It was announced on February 21st that an official “notice” on promoting women’s employment was published jointly by nine Chinese government departments, including the Ministry of Human Resources and Social Security and the Ministry of Education. The notice lays down specific and detailed rules on the protection of women’s employment and workplace gender equality. The day after the notice came out, “not asking women about marriage and childbirth during recruitment” became the most searched topic on Weibo, arousing extensive attention and discussion. The notice is composed of eight parts and has three main features. First of all, it clarifies the criteria for identifying gender discrimination in employment. Secondly, it provides three hotlines …read more
China’s first employment discrimination case involving transgender man ends with signs of progress
Chinese court says for the first time that employees should not be treated differently based on their gender identity and expression.
Yunnan hospital taken to task for recruitment ad discriminating against women
A recent case in Yunnan has provided an encouraging example of an institution being taken to task by bloggers over the use of sexist language in recruitment ads, and providing a quick and satisfying response to the controversy after the involvement of the provincial Women’s Federation.

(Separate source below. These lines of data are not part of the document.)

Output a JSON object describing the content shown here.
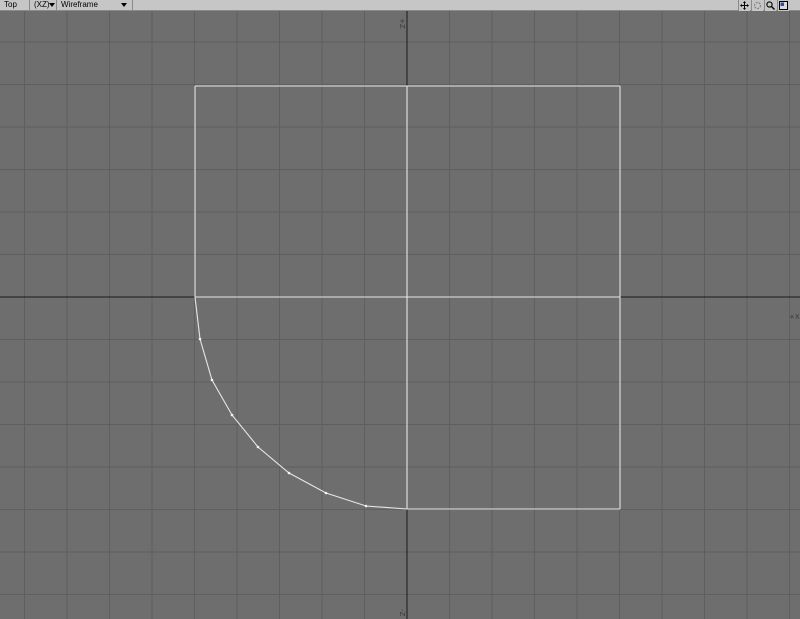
{
  "toolbar": {
    "view_label": "Top",
    "axis_label": "(XZ)",
    "render_mode_label": "Wireframe",
    "buttons": [
      {
        "name": "pan-move-icon"
      },
      {
        "name": "rotate-icon"
      },
      {
        "name": "zoom-icon"
      },
      {
        "name": "maximize-viewport-icon"
      }
    ]
  },
  "viewport": {
    "axis_labels": {
      "top": "+Z",
      "right": "+X",
      "bottom": "-Z"
    }
  },
  "colors": {
    "background": "#6e6e6e",
    "grid": "#5f5f5f",
    "axis": "#1a1a1a",
    "wire": "#e6e6e6",
    "toolbar": "#c6c6c6"
  }
}
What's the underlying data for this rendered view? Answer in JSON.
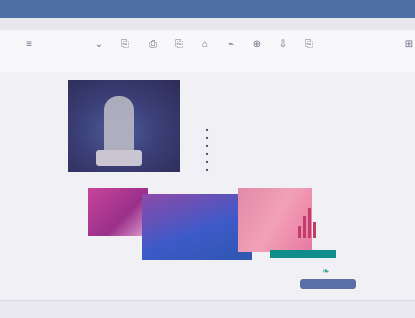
{
  "window": {
    "title": "",
    "menu": ""
  },
  "toolbar": {
    "buttons": [
      "≡",
      "⌄",
      "⎘",
      "⎙",
      "⎘",
      "⌂",
      "⌁",
      "⊕",
      "⇩",
      "⎘",
      "⊞"
    ],
    "right_label": "",
    "subtext": ""
  },
  "article": {
    "headline": "",
    "blurb": "",
    "bullets": [
      "",
      "",
      "",
      "",
      "",
      ""
    ]
  },
  "footer_link": "",
  "pill_button": "",
  "statusbar": {
    "left": "",
    "center": "",
    "center2": "",
    "right": ""
  },
  "colors": {
    "titlebar": "#4d6fa4",
    "accent": "#c23d6a",
    "teal": "#0f8d8a"
  }
}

On January 24th, a group of bloggers known as the “gender discrimination detective group” (就业性别歧视监察大队) denounced the sexism wording contained within a recruitment ad published on Weibo by the Qujing No.1 People’s Hospital (曲靖市第一人民医院), based in the city of Qujing, Yunnan province. Statements like “male graduates prioritised”, “men only” and “men preferred over women” can be seen in the ad. Two days later, the Qujing No.1 People’s …read more

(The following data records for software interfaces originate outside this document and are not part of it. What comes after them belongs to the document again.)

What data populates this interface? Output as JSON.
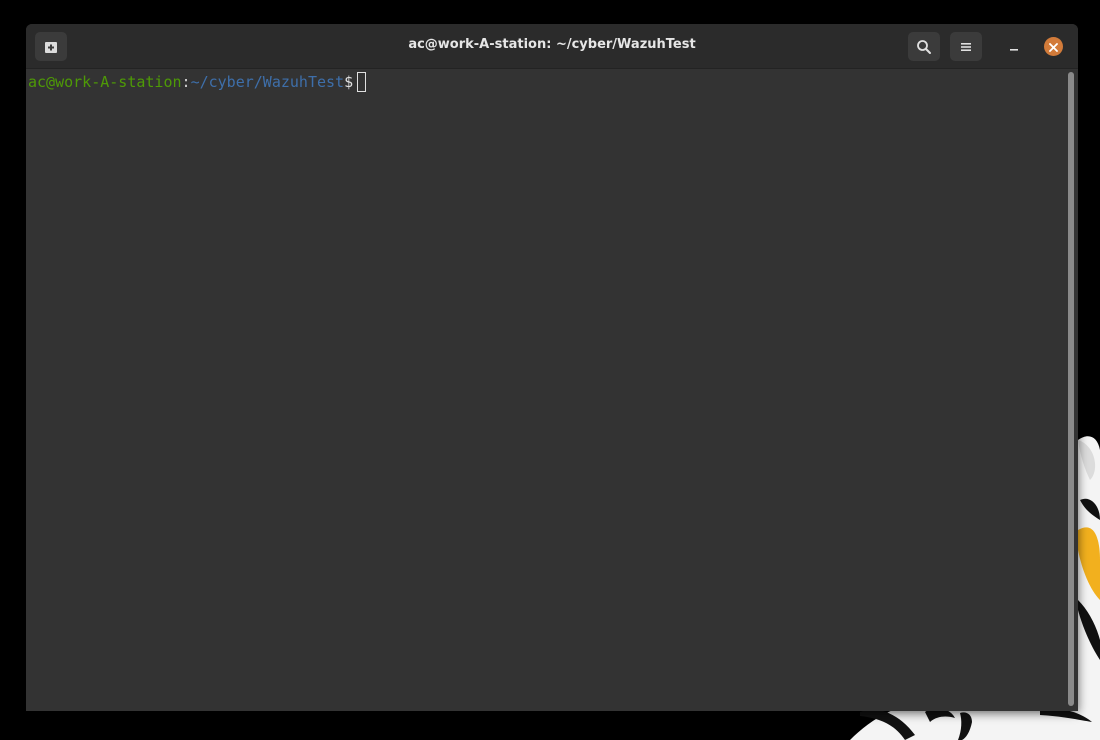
{
  "window": {
    "title": "ac@work-A-station: ~/cyber/WazuhTest"
  },
  "titlebar": {
    "new_tab_icon": "new-tab-icon",
    "search_icon": "search-icon",
    "menu_icon": "hamburger-menu-icon",
    "minimize_icon": "minimize-icon",
    "close_icon": "close-icon"
  },
  "terminal": {
    "prompt_user_host": "ac@work-A-station",
    "prompt_separator": ":",
    "prompt_path": "~/cyber/WazuhTest",
    "prompt_symbol": "$"
  },
  "colors": {
    "user_host": "#4e9a06",
    "path": "#3e6faa",
    "background": "#333333",
    "close_button": "#d27b3a"
  }
}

More than 80% of Chinese female graduates face employment discrimination
Zhang Yun, a fresh graduate from the Hunan University of Technology, is having trouble finding a job. She has decided to go to yet another Hunan Province job fair, in order to look for a job in Civil Engineering. “When recruiting fresh graduates, many employers want male students rather than female ones. They think a woman’s work efficiency is more likely to be influenced by pregnancies and paternity leaves,” explains Zhang Yun. If she fails to find a job again, Zhang has decided she will go back to school and take part in the entrance examination for postgraduate studies. Liu Xing, from Hunan University, faces the same dilemma. “Do you …read more